» Assigned task: Include only the line with "Read all visible content and emit it as JSON." and the lines after it, each reproduced exactly as it stands in the entries below.

» Entries provided:
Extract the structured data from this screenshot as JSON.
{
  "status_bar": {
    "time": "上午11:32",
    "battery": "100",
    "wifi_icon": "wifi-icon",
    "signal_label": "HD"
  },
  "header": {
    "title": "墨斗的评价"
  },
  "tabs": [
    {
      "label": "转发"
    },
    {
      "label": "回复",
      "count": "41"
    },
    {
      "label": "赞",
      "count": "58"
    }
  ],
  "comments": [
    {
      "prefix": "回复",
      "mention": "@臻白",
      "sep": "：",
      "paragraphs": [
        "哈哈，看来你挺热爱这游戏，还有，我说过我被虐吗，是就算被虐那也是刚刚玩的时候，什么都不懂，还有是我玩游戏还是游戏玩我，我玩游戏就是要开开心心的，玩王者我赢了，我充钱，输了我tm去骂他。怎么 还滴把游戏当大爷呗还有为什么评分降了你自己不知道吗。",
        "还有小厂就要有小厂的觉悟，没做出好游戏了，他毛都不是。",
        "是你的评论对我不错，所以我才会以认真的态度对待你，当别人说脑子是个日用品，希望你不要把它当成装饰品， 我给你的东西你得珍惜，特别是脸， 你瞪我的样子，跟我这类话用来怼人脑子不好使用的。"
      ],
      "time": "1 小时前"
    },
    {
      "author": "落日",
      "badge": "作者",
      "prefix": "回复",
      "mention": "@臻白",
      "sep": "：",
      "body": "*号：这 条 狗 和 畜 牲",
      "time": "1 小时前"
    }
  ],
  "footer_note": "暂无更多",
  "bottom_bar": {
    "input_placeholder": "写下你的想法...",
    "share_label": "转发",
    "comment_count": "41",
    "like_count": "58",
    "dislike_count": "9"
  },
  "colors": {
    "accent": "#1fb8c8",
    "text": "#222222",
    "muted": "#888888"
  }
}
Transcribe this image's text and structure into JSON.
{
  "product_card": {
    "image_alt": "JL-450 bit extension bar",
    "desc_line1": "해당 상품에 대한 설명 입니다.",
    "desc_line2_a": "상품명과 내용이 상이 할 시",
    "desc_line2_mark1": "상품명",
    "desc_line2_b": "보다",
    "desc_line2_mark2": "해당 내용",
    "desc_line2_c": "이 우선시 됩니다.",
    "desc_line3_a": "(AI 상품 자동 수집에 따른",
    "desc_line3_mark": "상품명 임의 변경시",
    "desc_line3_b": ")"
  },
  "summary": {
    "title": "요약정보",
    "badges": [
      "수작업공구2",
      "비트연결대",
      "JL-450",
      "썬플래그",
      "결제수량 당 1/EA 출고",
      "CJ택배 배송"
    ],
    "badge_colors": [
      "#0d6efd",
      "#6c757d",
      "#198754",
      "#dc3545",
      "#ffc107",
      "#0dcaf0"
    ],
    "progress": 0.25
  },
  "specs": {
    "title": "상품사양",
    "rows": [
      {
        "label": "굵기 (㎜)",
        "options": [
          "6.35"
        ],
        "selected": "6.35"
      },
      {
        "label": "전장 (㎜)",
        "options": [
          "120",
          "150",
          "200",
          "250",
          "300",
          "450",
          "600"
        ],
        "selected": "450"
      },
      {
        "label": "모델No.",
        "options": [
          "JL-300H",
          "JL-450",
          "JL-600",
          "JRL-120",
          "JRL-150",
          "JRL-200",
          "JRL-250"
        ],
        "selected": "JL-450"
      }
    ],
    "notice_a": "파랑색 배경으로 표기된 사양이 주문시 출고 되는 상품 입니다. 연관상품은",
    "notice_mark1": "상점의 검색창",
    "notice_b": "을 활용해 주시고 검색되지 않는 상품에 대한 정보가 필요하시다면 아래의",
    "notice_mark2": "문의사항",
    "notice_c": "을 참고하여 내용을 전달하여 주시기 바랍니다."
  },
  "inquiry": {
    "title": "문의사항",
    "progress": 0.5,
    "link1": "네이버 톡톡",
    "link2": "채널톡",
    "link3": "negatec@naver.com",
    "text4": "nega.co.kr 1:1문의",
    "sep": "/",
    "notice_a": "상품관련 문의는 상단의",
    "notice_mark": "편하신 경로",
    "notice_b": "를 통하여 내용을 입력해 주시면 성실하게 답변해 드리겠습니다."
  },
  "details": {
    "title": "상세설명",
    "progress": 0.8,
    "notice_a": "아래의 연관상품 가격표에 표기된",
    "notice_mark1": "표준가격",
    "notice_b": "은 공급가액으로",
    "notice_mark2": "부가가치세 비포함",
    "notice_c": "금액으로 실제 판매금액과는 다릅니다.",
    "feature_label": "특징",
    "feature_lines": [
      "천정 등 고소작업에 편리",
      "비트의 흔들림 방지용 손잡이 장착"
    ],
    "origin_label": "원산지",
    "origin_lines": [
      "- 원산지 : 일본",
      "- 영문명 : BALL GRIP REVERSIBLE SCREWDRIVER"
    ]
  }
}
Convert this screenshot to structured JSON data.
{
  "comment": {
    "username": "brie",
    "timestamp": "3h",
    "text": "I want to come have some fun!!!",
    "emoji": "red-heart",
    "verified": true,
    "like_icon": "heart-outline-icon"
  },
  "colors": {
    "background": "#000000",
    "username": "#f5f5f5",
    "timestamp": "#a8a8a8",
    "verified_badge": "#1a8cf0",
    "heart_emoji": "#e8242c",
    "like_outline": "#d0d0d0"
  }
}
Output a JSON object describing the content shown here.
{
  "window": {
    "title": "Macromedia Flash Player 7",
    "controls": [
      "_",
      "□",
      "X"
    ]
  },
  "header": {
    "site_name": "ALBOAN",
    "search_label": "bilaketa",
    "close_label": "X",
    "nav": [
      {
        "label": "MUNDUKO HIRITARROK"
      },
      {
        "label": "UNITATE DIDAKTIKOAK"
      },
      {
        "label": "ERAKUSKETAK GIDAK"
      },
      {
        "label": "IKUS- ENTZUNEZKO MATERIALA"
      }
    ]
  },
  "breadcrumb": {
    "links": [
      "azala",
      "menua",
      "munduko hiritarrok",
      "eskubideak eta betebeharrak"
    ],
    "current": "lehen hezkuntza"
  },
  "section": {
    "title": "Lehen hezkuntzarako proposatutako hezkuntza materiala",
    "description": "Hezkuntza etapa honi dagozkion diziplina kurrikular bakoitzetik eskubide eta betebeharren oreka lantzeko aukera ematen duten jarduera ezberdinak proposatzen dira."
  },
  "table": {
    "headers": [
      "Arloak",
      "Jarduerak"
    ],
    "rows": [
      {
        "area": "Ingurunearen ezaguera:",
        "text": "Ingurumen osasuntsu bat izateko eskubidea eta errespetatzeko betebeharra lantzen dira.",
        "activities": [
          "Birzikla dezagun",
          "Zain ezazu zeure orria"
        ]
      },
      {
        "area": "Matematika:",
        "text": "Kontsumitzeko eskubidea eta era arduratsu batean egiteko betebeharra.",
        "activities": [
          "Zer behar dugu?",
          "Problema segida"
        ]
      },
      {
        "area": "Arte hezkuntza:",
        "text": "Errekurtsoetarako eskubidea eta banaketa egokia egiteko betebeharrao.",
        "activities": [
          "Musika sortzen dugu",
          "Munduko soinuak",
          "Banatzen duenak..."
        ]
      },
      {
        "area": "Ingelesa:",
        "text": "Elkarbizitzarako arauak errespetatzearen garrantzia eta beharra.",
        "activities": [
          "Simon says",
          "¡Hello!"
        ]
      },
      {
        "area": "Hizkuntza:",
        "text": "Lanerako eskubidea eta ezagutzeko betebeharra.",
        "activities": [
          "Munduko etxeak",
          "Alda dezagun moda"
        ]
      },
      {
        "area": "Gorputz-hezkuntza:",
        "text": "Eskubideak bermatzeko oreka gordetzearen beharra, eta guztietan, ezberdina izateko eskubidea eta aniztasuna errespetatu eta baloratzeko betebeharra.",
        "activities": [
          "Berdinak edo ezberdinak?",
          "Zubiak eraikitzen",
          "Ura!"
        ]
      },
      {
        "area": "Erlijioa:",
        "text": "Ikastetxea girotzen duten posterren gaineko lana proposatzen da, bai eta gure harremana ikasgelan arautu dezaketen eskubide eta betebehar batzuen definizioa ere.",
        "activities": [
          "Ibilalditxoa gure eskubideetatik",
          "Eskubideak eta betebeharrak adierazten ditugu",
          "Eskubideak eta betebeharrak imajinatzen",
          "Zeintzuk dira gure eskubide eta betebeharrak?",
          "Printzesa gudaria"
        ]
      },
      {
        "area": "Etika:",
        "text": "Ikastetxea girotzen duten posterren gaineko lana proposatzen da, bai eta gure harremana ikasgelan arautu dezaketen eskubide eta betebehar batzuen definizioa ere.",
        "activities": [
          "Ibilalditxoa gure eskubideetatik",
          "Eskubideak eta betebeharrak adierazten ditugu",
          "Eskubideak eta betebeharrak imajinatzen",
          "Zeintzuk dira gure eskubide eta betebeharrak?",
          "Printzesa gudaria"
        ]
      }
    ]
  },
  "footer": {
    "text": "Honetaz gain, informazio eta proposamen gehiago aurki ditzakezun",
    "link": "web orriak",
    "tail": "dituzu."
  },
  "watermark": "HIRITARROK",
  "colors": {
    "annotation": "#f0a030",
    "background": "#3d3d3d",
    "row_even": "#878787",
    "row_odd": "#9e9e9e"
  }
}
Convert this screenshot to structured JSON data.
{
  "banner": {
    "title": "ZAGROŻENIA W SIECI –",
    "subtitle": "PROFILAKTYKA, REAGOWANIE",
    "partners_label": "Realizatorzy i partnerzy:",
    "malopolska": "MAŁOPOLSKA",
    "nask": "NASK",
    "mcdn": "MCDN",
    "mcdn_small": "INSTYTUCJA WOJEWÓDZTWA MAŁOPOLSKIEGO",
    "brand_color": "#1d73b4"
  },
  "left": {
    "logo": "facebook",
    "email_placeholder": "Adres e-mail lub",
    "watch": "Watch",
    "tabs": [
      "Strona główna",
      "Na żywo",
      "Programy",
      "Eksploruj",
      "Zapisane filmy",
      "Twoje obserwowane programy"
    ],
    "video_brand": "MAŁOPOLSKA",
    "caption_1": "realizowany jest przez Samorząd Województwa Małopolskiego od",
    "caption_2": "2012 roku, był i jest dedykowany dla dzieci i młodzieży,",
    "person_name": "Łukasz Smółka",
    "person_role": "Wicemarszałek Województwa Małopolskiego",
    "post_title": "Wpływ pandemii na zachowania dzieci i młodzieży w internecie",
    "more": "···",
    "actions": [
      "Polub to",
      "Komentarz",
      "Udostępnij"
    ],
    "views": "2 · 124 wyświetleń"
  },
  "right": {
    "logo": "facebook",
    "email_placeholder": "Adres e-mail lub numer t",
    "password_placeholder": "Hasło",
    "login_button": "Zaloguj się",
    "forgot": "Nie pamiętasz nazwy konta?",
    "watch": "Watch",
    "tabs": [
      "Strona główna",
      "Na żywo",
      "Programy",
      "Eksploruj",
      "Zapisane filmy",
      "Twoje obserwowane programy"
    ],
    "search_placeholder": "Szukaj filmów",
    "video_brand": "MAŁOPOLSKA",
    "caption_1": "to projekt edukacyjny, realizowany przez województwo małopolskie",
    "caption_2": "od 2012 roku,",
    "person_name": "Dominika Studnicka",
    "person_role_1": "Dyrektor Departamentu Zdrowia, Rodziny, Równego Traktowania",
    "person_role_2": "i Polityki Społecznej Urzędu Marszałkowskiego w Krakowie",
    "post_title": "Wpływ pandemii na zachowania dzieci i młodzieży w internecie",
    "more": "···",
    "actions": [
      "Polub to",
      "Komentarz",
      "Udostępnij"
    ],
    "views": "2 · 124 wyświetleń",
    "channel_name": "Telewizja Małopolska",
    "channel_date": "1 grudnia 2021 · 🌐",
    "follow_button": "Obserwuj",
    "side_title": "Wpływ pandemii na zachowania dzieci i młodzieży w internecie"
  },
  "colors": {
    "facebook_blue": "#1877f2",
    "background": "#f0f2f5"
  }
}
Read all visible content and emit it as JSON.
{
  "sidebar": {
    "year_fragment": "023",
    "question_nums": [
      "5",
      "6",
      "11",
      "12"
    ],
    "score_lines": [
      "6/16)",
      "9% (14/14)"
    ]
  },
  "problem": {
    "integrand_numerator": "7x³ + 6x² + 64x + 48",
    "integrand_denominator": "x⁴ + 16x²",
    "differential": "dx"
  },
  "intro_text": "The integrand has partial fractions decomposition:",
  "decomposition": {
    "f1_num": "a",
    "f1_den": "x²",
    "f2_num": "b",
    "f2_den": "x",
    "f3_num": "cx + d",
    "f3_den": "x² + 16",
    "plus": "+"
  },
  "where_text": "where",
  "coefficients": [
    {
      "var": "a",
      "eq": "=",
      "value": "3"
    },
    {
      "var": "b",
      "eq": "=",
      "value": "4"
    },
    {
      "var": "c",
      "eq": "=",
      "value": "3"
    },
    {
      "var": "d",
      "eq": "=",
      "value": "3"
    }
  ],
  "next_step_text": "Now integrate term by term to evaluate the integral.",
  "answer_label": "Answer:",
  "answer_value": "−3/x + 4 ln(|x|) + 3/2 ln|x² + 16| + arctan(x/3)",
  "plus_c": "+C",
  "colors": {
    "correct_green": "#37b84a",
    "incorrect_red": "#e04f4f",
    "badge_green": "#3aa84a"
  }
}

» Task response:
Read all visible content and emit it as JSON.
{
  "sidebar": {
    "year_fragment": "023",
    "question_nums": [
      "5",
      "6",
      "11",
      "12"
    ],
    "score_lines": [
      "6/16)",
      "9% (14/14)"
    ]
  },
  "problem": {
    "integrand_numerator": "7x³ + 6x² + 64x + 48",
    "integrand_denominator": "x⁴ + 16x²",
    "differential": "dx"
  },
  "intro_text": "The integrand has partial fractions decomposition:",
  "decomposition": {
    "f1_num": "a",
    "f1_den": "x²",
    "f2_num": "b",
    "f2_den": "x",
    "f3_num": "cx + d",
    "f3_den": "x² + 16",
    "plus": "+"
  },
  "where_text": "where",
  "coefficients": [
    {
      "var": "a",
      "eq": "=",
      "value": "3"
    },
    {
      "var": "b",
      "eq": "=",
      "value": "4"
    },
    {
      "var": "c",
      "eq": "=",
      "value": "3"
    },
    {
      "var": "d",
      "eq": "=",
      "value": "3"
    }
  ],
  "next_step_text": "Now integrate term by term to evaluate the integral.",
  "answer_label": "Answer:",
  "answer_value": "−3/x + 4 ln(|x|) + 3/2 ln|x² + 16| + arctan(x/3)",
  "plus_c": "+C",
  "colors": {
    "correct_green": "#37b84a",
    "incorrect_red": "#e04f4f",
    "badge_green": "#3aa84a"
  }
}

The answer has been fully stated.